_EXERCISE AIM_: Lines in the records below that contain the word "file" must each be copied.
TASK INPUT Block Start
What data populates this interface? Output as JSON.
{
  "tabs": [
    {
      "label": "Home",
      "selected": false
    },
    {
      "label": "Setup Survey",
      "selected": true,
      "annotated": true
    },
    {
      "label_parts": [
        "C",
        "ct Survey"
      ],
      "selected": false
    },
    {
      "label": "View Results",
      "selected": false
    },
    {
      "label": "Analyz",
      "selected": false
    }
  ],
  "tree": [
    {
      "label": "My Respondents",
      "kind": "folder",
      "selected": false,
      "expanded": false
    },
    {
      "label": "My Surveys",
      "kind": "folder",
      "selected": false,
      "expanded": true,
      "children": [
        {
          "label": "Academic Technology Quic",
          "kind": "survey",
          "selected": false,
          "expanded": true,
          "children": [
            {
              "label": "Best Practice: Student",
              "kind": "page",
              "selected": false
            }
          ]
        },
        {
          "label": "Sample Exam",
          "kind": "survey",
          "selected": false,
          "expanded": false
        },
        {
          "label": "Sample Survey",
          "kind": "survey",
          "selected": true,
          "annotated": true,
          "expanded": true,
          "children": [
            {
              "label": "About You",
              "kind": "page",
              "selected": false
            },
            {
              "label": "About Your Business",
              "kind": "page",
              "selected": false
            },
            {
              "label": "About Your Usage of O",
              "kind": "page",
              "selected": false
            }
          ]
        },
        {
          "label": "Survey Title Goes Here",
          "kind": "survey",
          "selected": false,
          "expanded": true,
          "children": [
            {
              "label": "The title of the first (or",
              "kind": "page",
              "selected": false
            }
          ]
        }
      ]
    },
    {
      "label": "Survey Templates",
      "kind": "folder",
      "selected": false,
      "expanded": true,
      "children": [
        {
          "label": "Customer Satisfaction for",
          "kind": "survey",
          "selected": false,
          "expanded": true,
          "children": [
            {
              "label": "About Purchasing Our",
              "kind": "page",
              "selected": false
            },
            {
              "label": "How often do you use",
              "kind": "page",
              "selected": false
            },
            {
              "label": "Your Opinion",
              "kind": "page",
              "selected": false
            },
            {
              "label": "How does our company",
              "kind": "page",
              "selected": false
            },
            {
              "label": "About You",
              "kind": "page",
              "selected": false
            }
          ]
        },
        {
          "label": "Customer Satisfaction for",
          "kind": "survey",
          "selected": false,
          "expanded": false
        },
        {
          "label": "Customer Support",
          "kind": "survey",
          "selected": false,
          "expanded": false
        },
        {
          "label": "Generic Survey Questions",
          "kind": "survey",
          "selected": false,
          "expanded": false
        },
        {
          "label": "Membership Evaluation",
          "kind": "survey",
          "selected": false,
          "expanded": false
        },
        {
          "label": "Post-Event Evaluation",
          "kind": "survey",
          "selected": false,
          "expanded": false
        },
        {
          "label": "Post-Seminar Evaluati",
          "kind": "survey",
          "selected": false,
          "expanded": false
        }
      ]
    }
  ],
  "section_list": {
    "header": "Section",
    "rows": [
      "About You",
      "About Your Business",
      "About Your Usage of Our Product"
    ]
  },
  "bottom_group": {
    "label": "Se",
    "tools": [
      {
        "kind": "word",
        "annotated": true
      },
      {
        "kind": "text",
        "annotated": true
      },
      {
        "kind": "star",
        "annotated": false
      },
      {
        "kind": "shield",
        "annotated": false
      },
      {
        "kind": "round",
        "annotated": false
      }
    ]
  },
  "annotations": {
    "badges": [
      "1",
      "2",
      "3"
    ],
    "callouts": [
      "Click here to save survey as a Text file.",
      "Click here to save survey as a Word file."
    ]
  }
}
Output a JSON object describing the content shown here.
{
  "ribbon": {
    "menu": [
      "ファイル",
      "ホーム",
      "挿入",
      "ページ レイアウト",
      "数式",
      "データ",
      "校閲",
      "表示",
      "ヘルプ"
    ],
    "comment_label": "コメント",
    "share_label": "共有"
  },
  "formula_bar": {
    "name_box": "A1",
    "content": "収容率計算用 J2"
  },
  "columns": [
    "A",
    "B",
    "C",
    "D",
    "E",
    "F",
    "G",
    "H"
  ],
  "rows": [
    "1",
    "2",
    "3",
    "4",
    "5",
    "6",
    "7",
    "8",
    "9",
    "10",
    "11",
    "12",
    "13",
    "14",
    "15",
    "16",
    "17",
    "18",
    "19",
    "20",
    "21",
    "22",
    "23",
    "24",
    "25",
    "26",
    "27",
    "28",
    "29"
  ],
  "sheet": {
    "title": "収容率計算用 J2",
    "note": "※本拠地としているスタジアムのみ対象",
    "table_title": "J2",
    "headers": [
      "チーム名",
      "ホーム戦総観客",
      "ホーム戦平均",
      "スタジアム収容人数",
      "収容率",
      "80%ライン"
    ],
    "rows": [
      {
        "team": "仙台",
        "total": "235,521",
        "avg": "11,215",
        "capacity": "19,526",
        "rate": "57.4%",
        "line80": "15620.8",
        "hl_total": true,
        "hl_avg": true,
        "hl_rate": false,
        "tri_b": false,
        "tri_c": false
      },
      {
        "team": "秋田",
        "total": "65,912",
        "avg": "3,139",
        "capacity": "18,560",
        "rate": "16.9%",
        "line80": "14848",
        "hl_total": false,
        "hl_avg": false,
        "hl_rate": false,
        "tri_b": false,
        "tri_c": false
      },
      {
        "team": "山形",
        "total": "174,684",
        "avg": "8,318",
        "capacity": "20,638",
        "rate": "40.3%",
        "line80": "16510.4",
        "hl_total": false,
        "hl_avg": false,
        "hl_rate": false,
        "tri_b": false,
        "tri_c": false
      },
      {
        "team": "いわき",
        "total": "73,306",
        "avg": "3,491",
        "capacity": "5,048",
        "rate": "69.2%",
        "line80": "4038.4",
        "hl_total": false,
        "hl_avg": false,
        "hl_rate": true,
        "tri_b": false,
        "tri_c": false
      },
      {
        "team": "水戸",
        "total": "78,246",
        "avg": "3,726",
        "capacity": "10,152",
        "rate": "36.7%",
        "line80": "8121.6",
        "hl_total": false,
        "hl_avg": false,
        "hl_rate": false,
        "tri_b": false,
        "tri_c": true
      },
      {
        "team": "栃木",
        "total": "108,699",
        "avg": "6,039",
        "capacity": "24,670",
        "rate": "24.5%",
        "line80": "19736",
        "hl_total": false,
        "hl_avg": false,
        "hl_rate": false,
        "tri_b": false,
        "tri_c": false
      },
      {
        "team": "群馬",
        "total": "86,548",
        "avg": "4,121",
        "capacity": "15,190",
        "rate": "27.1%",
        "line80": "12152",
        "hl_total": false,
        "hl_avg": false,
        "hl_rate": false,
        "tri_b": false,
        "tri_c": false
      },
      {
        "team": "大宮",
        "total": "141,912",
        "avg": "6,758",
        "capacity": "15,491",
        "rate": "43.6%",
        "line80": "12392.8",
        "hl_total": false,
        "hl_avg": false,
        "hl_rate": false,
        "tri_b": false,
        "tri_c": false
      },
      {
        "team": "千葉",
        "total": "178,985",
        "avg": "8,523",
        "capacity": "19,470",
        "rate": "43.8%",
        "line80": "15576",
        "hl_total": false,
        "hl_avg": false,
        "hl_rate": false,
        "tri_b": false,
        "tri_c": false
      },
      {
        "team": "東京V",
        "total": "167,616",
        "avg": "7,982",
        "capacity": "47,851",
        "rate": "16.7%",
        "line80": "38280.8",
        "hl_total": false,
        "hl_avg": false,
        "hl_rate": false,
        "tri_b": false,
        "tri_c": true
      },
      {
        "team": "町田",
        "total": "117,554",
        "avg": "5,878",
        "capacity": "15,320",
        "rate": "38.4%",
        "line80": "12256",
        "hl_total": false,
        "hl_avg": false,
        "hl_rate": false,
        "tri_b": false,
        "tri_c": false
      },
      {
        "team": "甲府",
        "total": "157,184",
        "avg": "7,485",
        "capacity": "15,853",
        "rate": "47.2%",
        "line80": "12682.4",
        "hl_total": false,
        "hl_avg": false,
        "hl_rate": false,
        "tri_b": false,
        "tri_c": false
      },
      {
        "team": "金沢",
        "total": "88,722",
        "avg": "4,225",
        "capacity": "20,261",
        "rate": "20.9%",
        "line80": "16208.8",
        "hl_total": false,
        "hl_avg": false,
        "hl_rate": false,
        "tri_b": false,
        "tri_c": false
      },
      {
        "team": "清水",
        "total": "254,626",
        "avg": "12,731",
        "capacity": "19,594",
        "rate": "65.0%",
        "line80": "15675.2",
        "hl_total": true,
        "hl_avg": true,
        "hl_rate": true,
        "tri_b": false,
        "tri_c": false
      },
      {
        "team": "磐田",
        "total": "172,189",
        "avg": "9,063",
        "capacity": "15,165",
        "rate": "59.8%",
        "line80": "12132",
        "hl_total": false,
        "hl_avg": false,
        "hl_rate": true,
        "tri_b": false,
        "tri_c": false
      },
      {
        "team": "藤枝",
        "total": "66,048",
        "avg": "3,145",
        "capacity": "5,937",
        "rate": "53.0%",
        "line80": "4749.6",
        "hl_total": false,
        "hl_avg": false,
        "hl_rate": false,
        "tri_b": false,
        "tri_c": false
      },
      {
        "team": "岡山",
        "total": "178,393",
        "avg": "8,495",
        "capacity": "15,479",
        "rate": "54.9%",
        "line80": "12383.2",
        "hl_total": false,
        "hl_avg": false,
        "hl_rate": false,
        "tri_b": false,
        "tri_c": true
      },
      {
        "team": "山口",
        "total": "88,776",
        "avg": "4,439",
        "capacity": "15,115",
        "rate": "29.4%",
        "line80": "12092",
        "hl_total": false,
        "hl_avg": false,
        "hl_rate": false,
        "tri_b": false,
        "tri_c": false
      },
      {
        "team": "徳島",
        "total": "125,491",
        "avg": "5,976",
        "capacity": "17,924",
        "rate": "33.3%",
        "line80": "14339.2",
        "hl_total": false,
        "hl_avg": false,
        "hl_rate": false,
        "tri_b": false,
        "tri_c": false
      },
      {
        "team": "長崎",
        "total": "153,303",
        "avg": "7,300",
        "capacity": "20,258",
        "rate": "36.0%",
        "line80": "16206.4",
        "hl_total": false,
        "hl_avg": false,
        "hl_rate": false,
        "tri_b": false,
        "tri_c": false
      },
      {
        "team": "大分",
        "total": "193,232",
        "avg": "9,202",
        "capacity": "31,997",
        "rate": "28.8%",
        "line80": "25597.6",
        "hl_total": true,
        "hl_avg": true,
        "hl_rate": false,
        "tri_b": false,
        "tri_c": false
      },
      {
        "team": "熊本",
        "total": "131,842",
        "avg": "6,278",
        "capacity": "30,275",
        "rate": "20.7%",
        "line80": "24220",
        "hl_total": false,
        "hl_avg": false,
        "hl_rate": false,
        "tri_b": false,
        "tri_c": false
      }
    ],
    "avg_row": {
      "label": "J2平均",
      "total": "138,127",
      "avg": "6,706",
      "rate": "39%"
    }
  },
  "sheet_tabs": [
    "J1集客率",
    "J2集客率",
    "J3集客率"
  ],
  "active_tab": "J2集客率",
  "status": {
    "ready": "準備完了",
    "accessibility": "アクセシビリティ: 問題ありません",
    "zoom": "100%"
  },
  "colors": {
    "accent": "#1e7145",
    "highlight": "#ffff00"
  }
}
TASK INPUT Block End
_WORKED SOLUTION_:
      "Click here to save survey as a Text file.",
      "Click here to save survey as a Word file."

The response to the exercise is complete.